Stuffed tomatoes are another in the delicious line of traditional Greek stuffed vegetables, or gemistes. This recipe also features the very Greek use of sweet, dried fruits in savoury dishes.
8 large tomatoes
1 cup chopped onion
1 cup (uncooked) rice
1⁄2 cup olive oil
1⁄4 cup currants
1⁄4 cup pine nuts
1⁄4 cup fresh mint
1⁄4 cup fresh dill
2 cups water
11⁄2 tsp salt and pepper
1 cup of tomato insides, mashed
3⁄4 cup warm water (in addition to 2 cups above)
Slice off top of each tomato to make small lids.
Scoop out insides of tomatoes and save 1 cup. Mash tomato insides well and set aside.
Toast pine nuts in pan over medium heat for 2-3 minutes until very lightly brown. Finely chop and combine fresh herbs. Set aside.
Sauté onions until soft then stir in rice and cook on low for 5 minutes. Add pine nuts, currants, herbs, tomato insides, rice and 2 cups water. Bring to simmer, cover and cook for 10 minutes.
Allow filling to cool for approximately 10 minutes before filling tomatoes. You can make filling up to 5 days ahead of time and keep covered in refrigerator until ready to fill/bake. Remember to bring to room temperature before using.
When ready to bake, fit tomatoes into a pan which holds them snuggly and fill each tomato to the top with rice filling. Cover filled tomatoes with lids and brush tops and sides with olive oil. Add 3⁄4 cup warm water to the bottom of the pan in between stuffed tomatoes and bake for 1 1⁄2 hours in 375° oven.
Greek Style Fried Zucchini
When your garden is overflowing with zucchini this fried zucchini recipe is a simple and easy vegetable dish that is great for parties and get-together.
2 lbs. Zucchini
Flour (Use gluten-free if following a gluten-free diet)
Olive oil for frying
Mix salt and pepper into flour. Dip each into the seasoned flour and shake off any excess.
Heat olive oil in a large frying pan.
Fry a few zucchini slices at a time in the hot oil until golden brown.
Serve with skordalia or tzatziki dipping sauces.
Skordalia recipe (Traditional Greek Potato and Garlic dip)
If you love garlic, then you have to try this amazing traditional Greek skordalia recipe!
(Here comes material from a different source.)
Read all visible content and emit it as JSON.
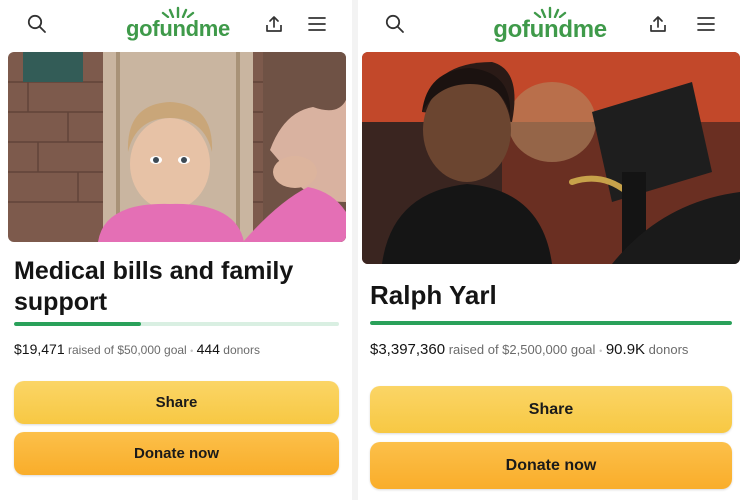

Skordalia is a rich and hearty Greek potato dip, which takes its name by the basic ingredient used to prepare it and is of course skordo (garlic).
5–6 medium potatoes
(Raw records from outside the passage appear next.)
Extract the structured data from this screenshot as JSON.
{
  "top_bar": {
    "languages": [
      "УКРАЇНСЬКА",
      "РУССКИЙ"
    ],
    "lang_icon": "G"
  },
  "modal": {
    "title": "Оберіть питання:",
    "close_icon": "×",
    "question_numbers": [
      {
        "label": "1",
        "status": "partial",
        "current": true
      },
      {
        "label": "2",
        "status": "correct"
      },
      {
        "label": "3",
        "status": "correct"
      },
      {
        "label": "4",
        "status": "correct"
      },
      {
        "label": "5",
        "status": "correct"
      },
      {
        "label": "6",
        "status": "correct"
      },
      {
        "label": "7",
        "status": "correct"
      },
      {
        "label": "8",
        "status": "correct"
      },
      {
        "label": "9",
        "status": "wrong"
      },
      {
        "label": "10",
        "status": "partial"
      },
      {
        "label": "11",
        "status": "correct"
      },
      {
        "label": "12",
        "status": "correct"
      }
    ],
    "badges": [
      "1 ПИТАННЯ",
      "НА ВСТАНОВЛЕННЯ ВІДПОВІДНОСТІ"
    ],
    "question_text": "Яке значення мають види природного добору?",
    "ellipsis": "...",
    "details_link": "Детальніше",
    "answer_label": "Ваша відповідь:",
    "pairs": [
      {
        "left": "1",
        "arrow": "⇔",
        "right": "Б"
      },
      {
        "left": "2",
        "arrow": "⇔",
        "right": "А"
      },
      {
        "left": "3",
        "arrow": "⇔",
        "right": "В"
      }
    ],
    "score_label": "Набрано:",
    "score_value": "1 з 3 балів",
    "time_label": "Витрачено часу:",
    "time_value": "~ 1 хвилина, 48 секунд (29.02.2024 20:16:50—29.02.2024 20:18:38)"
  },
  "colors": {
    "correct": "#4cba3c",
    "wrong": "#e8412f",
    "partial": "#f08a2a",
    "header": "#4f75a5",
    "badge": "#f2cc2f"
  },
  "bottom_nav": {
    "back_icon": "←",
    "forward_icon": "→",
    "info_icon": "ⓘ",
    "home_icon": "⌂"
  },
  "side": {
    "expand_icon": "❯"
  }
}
5–7 cloves of garlic (according to preference)
2 tbsps red wine vinegar
1/2 a cup extra virgin olive oil
1/2 a cup water (from the boiled potatoes)
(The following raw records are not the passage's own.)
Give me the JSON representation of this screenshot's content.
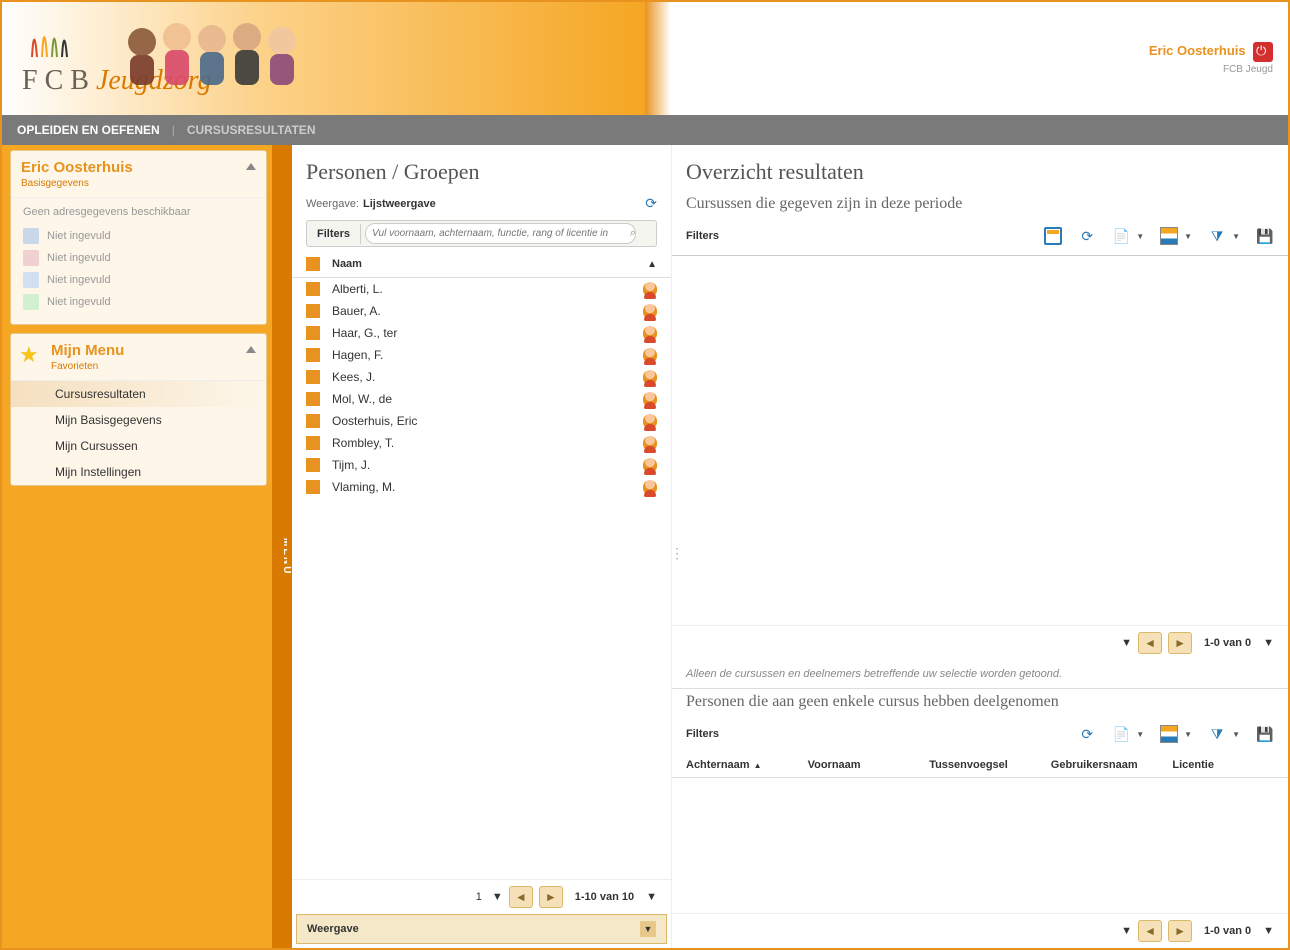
{
  "header": {
    "logo_main": "F C B",
    "logo_accent": "Jeugdzorg",
    "user_name": "Eric Oosterhuis",
    "user_org": "FCB Jeugd"
  },
  "nav": {
    "main": "OPLEIDEN EN OEFENEN",
    "sep": "|",
    "sub": "CURSUSRESULTATEN"
  },
  "sidebar": {
    "menu_tab": "MENU",
    "user_panel": {
      "title": "Eric Oosterhuis",
      "subtitle": "Basisgegevens",
      "no_address": "Geen adresgegevens beschikbaar",
      "lines": [
        "Niet ingevuld",
        "Niet ingevuld",
        "Niet ingevuld",
        "Niet ingevuld"
      ]
    },
    "menu_panel": {
      "title": "Mijn Menu",
      "subtitle": "Favorieten",
      "items": [
        "Cursusresultaten",
        "Mijn Basisgegevens",
        "Mijn Cursussen",
        "Mijn Instellingen"
      ]
    }
  },
  "left_col": {
    "title": "Personen / Groepen",
    "view_label": "Weergave:",
    "view_value": "Lijstweergave",
    "filter_label": "Filters",
    "filter_placeholder": "Vul voornaam, achternaam, functie, rang of licentie in",
    "name_header": "Naam",
    "persons": [
      "Alberti, L.",
      "Bauer, A.",
      "Haar, G., ter",
      "Hagen, F.",
      "Kees, J.",
      "Mol, W., de",
      "Oosterhuis, Eric",
      "Rombley, T.",
      "Tijm, J.",
      "Vlaming, M."
    ],
    "pager": {
      "page": "1",
      "range": "1-10 van 10"
    },
    "weergave_bar": "Weergave"
  },
  "right_col": {
    "title": "Overzicht resultaten",
    "subtitle1": "Cursussen die gegeven zijn in deze periode",
    "filters_label": "Filters",
    "pager1": {
      "range": "1-0 van 0"
    },
    "note": "Alleen de cursussen en deelnemers betreffende uw selectie worden getoond.",
    "subtitle2": "Personen die aan geen enkele cursus hebben deelgenomen",
    "table_cols": [
      "Achternaam",
      "Voornaam",
      "Tussenvoegsel",
      "Gebruikersnaam",
      "Licentie"
    ],
    "pager2": {
      "range": "1-0 van 0"
    }
  }
}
1 tbsp salt
Wash and peel the potatoes and place them in a large saucepan. Cover with cold water and bring to the boil. Lower the heat to a gentle simmer and cook for about 30 minutes until tender. Drain them in a colander and keep 1/2 a cup of the boiling water.
In a food processor add 1/2 a cup of the boiling water, the garlic, red wine vinegar and season with salt. Blend until the garlic is diluted. Cut the potatoes in pieces, add them in the food processor and blend to combine. Pour in the olive oil a little bit at a time, whilst blending, like making mayonnaise. Blend until the oil is incorporated and the mixture is smooth and creamy.
When making a skordalia recipe, it is essential, that the potatoes are hot. If the potatoes are cold, then it will be difficult to combine the ingredients and the skordalia will become lumpy.